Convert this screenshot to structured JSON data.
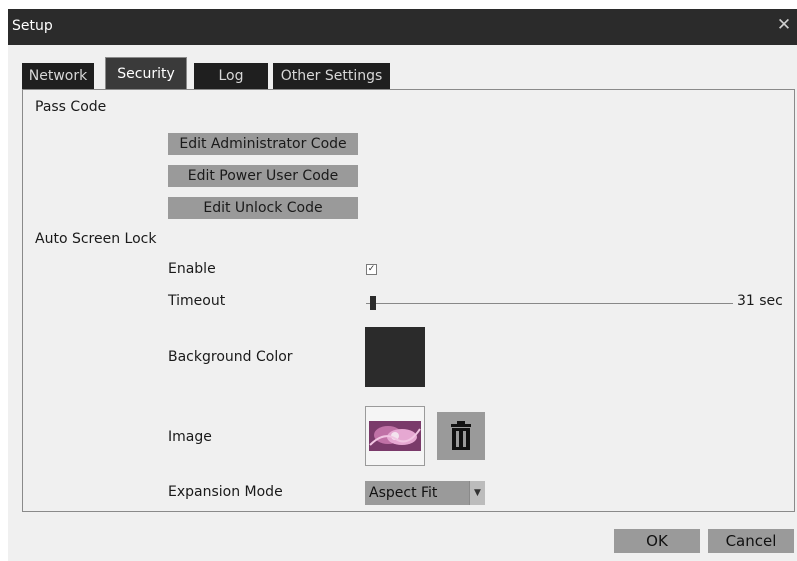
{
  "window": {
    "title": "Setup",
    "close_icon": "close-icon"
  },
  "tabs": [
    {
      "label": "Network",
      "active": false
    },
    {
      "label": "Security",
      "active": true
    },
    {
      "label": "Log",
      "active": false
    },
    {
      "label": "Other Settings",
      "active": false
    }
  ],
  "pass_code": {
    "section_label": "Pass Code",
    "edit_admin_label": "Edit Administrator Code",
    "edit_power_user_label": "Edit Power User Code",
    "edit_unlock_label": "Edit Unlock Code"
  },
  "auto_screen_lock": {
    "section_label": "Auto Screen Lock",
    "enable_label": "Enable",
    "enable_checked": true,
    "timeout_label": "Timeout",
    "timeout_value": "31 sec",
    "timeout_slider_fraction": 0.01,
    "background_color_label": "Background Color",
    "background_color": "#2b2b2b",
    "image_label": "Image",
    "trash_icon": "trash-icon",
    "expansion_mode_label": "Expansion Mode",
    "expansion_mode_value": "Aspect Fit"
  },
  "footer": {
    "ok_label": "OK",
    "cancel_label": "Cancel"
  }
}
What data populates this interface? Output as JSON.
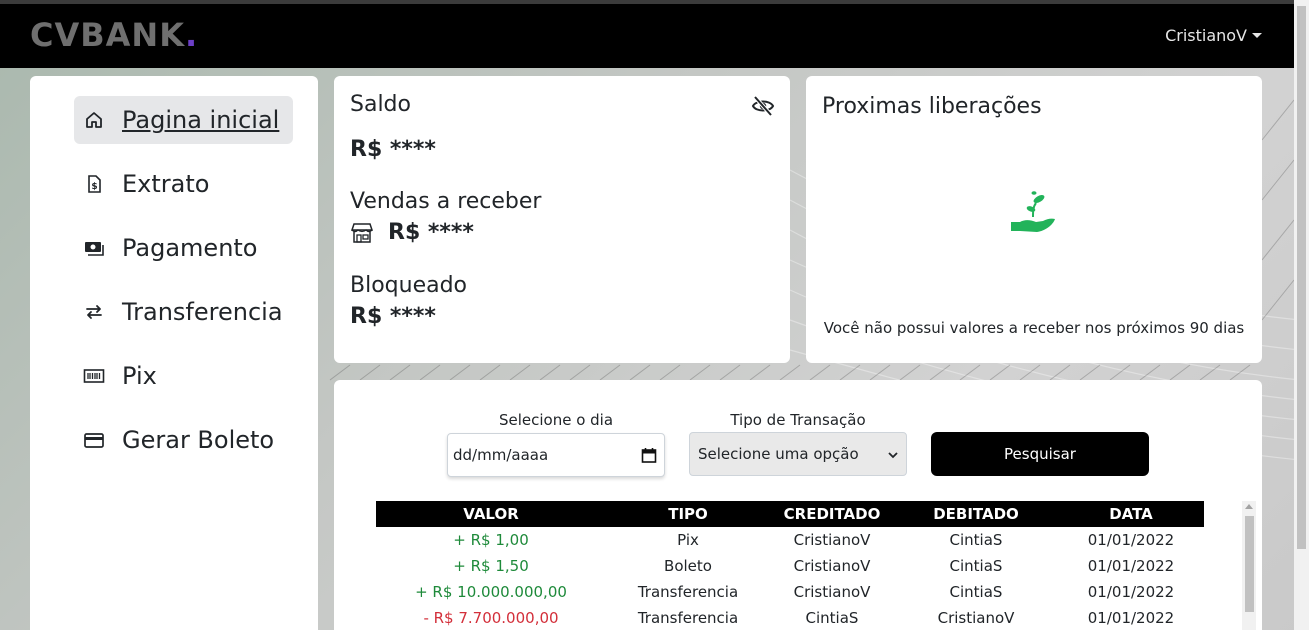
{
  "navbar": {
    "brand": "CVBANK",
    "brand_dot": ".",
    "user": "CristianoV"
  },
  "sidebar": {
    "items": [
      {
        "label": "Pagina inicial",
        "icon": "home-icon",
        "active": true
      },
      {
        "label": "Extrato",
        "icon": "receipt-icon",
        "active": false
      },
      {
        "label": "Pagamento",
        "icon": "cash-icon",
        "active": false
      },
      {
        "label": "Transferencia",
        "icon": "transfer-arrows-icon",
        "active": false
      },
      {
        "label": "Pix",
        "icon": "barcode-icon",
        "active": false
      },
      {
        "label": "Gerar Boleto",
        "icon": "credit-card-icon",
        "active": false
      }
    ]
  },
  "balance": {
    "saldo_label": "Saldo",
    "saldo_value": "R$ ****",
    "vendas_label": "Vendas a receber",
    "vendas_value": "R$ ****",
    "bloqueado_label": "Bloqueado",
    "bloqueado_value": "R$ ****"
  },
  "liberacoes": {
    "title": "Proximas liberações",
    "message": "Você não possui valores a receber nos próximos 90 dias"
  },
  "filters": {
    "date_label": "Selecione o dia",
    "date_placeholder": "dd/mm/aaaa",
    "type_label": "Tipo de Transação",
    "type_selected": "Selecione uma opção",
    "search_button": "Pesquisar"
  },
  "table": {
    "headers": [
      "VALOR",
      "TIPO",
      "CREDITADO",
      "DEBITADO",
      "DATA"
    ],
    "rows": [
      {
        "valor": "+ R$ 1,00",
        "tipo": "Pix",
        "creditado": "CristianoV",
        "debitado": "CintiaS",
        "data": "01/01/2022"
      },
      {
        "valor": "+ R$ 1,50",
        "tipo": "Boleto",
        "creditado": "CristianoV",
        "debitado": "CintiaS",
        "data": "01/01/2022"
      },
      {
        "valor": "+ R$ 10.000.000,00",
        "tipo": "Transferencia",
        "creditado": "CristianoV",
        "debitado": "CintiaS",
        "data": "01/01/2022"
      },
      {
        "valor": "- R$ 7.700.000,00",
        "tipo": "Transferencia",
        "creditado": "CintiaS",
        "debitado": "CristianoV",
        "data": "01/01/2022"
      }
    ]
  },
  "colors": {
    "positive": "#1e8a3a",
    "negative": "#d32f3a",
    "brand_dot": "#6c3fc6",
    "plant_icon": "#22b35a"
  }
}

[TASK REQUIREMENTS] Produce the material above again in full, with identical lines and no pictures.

[RESULT OF THE EXERCISE]
Convert this screenshot to structured JSON data.
{
  "window": {
    "title": "Setup",
    "close_icon": "close-icon"
  },
  "tabs": [
    {
      "label": "Network",
      "active": false
    },
    {
      "label": "Security",
      "active": true
    },
    {
      "label": "Log",
      "active": false
    },
    {
      "label": "Other Settings",
      "active": false
    }
  ],
  "pass_code": {
    "section_label": "Pass Code",
    "edit_admin_label": "Edit Administrator Code",
    "edit_power_user_label": "Edit Power User Code",
    "edit_unlock_label": "Edit Unlock Code"
  },
  "auto_screen_lock": {
    "section_label": "Auto Screen Lock",
    "enable_label": "Enable",
    "enable_checked": true,
    "timeout_label": "Timeout",
    "timeout_value": "31 sec",
    "timeout_slider_fraction": 0.01,
    "background_color_label": "Background Color",
    "background_color": "#2b2b2b",
    "image_label": "Image",
    "trash_icon": "trash-icon",
    "expansion_mode_label": "Expansion Mode",
    "expansion_mode_value": "Aspect Fit"
  },
  "footer": {
    "ok_label": "OK",
    "cancel_label": "Cancel"
  }
}
What data populates this interface? Output as JSON.
{
  "navbar": {
    "brand": "CVBANK",
    "brand_dot": ".",
    "user": "CristianoV"
  },
  "sidebar": {
    "items": [
      {
        "label": "Pagina inicial",
        "icon": "home-icon",
        "active": true
      },
      {
        "label": "Extrato",
        "icon": "receipt-icon",
        "active": false
      },
      {
        "label": "Pagamento",
        "icon": "cash-icon",
        "active": false
      },
      {
        "label": "Transferencia",
        "icon": "transfer-arrows-icon",
        "active": false
      },
      {
        "label": "Pix",
        "icon": "barcode-icon",
        "active": false
      },
      {
        "label": "Gerar Boleto",
        "icon": "credit-card-icon",
        "active": false
      }
    ]
  },
  "balance": {
    "saldo_label": "Saldo",
    "saldo_value": "R$ ****",
    "vendas_label": "Vendas a receber",
    "vendas_value": "R$ ****",
    "bloqueado_label": "Bloqueado",
    "bloqueado_value": "R$ ****"
  },
  "liberacoes": {
    "title": "Proximas liberações",
    "message": "Você não possui valores a receber nos próximos 90 dias"
  },
  "filters": {
    "date_label": "Selecione o dia",
    "date_placeholder": "dd/mm/aaaa",
    "type_label": "Tipo de Transação",
    "type_selected": "Selecione uma opção",
    "search_button": "Pesquisar"
  },
  "table": {
    "headers": [
      "VALOR",
      "TIPO",
      "CREDITADO",
      "DEBITADO",
      "DATA"
    ],
    "rows": [
      {
        "valor": "+ R$ 1,00",
        "tipo": "Pix",
        "creditado": "CristianoV",
        "debitado": "CintiaS",
        "data": "01/01/2022"
      },
      {
        "valor": "+ R$ 1,50",
        "tipo": "Boleto",
        "creditado": "CristianoV",
        "debitado": "CintiaS",
        "data": "01/01/2022"
      },
      {
        "valor": "+ R$ 10.000.000,00",
        "tipo": "Transferencia",
        "creditado": "CristianoV",
        "debitado": "CintiaS",
        "data": "01/01/2022"
      },
      {
        "valor": "- R$ 7.700.000,00",
        "tipo": "Transferencia",
        "creditado": "CintiaS",
        "debitado": "CristianoV",
        "data": "01/01/2022"
      }
    ]
  },
  "colors": {
    "positive": "#1e8a3a",
    "negative": "#d32f3a",
    "brand_dot": "#6c3fc6",
    "plant_icon": "#22b35a"
  }
}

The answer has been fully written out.